Problem requirements:
Pick out every line of the entries below where "Discover" occurs, and copy those lines.

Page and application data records
──────────────────────────────

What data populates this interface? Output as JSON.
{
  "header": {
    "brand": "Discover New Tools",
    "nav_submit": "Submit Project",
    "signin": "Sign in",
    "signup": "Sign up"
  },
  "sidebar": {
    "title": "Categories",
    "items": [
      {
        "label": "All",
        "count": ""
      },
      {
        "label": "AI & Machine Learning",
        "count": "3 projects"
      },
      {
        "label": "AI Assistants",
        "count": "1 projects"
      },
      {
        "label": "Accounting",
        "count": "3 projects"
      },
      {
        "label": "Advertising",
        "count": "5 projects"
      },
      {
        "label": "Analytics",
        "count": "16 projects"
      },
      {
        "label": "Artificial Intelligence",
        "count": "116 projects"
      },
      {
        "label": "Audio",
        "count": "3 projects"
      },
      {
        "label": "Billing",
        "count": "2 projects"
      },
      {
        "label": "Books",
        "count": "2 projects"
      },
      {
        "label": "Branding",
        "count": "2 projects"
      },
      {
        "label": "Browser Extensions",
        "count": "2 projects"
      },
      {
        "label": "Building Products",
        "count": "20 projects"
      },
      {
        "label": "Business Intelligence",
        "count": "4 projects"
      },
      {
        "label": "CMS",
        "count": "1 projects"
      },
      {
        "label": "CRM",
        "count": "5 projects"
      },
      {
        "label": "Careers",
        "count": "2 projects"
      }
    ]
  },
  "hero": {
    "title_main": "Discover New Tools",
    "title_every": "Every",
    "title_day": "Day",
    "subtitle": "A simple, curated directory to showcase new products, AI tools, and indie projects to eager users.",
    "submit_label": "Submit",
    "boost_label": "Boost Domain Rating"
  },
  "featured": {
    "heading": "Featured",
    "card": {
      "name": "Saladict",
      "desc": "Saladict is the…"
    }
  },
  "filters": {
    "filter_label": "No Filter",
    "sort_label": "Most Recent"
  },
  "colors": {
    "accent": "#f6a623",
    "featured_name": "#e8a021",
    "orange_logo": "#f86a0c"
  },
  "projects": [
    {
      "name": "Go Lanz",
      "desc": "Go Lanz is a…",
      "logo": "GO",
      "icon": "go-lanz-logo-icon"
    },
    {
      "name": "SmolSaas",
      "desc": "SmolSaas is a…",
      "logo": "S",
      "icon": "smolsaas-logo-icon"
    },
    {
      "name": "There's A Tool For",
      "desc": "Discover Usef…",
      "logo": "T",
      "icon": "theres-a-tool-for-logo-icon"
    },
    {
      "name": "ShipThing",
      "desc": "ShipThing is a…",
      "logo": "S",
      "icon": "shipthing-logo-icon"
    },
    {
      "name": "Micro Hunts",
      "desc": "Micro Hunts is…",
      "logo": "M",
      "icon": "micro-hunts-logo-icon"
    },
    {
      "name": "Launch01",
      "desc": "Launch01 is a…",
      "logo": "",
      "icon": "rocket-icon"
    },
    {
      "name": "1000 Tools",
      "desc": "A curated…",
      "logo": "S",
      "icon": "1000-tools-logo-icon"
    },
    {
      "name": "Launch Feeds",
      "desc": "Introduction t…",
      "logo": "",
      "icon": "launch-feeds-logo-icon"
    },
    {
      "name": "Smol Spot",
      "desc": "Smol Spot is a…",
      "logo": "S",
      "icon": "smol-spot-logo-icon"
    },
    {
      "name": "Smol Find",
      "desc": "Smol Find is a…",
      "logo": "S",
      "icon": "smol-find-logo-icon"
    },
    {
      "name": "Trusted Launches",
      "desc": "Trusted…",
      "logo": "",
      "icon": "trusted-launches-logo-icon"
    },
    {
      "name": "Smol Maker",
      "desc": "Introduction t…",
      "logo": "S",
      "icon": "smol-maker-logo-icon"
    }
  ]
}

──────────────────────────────

Task solution:
    "brand": "Discover New Tools",
    "title_main": "Discover New Tools",
      "desc": "Discover Usef…",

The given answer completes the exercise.